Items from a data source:

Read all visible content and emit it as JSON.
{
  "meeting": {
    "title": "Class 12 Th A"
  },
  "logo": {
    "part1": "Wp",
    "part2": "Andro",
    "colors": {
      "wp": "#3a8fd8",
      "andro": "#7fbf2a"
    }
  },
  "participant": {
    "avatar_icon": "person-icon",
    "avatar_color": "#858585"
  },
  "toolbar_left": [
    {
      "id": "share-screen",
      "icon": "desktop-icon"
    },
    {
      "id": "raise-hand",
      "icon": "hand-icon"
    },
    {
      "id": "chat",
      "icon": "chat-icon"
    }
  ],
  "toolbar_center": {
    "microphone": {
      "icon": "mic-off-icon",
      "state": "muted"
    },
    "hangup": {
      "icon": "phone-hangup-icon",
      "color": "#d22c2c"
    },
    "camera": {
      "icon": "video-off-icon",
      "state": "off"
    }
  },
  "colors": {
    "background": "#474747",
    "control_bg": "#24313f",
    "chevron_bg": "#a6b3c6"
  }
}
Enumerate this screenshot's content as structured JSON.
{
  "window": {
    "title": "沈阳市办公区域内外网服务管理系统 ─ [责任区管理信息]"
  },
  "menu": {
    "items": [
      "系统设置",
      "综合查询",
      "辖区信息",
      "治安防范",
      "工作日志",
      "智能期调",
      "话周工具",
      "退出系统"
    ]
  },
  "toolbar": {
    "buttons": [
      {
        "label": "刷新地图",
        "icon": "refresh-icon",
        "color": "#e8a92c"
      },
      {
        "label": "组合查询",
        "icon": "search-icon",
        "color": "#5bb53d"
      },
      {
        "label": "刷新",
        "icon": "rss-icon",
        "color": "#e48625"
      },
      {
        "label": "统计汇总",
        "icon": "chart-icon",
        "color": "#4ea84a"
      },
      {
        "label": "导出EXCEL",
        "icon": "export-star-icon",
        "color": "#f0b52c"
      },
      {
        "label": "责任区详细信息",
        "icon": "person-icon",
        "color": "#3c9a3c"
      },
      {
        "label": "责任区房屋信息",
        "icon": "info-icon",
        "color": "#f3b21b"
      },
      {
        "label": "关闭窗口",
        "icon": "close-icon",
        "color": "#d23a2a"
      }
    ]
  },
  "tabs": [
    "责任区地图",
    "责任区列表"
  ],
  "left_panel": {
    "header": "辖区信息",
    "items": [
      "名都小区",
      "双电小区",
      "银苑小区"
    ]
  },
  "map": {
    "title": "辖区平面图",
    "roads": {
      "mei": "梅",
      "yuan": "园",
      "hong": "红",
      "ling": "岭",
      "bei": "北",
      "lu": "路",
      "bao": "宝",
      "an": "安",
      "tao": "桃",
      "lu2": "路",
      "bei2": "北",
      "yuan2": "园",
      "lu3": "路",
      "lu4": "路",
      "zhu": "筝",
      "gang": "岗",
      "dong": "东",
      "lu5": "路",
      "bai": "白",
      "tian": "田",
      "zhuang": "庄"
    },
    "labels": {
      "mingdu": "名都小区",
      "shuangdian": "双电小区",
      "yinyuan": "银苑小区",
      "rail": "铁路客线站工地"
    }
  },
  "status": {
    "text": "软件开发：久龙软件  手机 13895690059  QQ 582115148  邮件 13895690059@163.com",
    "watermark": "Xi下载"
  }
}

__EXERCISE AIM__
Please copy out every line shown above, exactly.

__SOLVED PROBLEM__
Read all visible content and emit it as JSON.
{
  "meeting": {
    "title": "Class 12 Th A"
  },
  "logo": {
    "part1": "Wp",
    "part2": "Andro",
    "colors": {
      "wp": "#3a8fd8",
      "andro": "#7fbf2a"
    }
  },
  "participant": {
    "avatar_icon": "person-icon",
    "avatar_color": "#858585"
  },
  "toolbar_left": [
    {
      "id": "share-screen",
      "icon": "desktop-icon"
    },
    {
      "id": "raise-hand",
      "icon": "hand-icon"
    },
    {
      "id": "chat",
      "icon": "chat-icon"
    }
  ],
  "toolbar_center": {
    "microphone": {
      "icon": "mic-off-icon",
      "state": "muted"
    },
    "hangup": {
      "icon": "phone-hangup-icon",
      "color": "#d22c2c"
    },
    "camera": {
      "icon": "video-off-icon",
      "state": "off"
    }
  },
  "colors": {
    "background": "#474747",
    "control_bg": "#24313f",
    "chevron_bg": "#a6b3c6"
  }
}
Enumerate this screenshot's content as structured JSON.
{
  "window": {
    "title": "沈阳市办公区域内外网服务管理系统 ─ [责任区管理信息]"
  },
  "menu": {
    "items": [
      "系统设置",
      "综合查询",
      "辖区信息",
      "治安防范",
      "工作日志",
      "智能期调",
      "话周工具",
      "退出系统"
    ]
  },
  "toolbar": {
    "buttons": [
      {
        "label": "刷新地图",
        "icon": "refresh-icon",
        "color": "#e8a92c"
      },
      {
        "label": "组合查询",
        "icon": "search-icon",
        "color": "#5bb53d"
      },
      {
        "label": "刷新",
        "icon": "rss-icon",
        "color": "#e48625"
      },
      {
        "label": "统计汇总",
        "icon": "chart-icon",
        "color": "#4ea84a"
      },
      {
        "label": "导出EXCEL",
        "icon": "export-star-icon",
        "color": "#f0b52c"
      },
      {
        "label": "责任区详细信息",
        "icon": "person-icon",
        "color": "#3c9a3c"
      },
      {
        "label": "责任区房屋信息",
        "icon": "info-icon",
        "color": "#f3b21b"
      },
      {
        "label": "关闭窗口",
        "icon": "close-icon",
        "color": "#d23a2a"
      }
    ]
  },
  "tabs": [
    "责任区地图",
    "责任区列表"
  ],
  "left_panel": {
    "header": "辖区信息",
    "items": [
      "名都小区",
      "双电小区",
      "银苑小区"
    ]
  },
  "map": {
    "title": "辖区平面图",
    "roads": {
      "mei": "梅",
      "yuan": "园",
      "hong": "红",
      "ling": "岭",
      "bei": "北",
      "lu": "路",
      "bao": "宝",
      "an": "安",
      "tao": "桃",
      "lu2": "路",
      "bei2": "北",
      "yuan2": "园",
      "lu3": "路",
      "lu4": "路",
      "zhu": "筝",
      "gang": "岗",
      "dong": "东",
      "lu5": "路",
      "bai": "白",
      "tian": "田",
      "zhuang": "庄"
    },
    "labels": {
      "mingdu": "名都小区",
      "shuangdian": "双电小区",
      "yinyuan": "银苑小区",
      "rail": "铁路客线站工地"
    }
  },
  "status": {
    "text": "软件开发：久龙软件  手机 13895690059  QQ 582115148  邮件 13895690059@163.com",
    "watermark": "Xi下载"
  }
}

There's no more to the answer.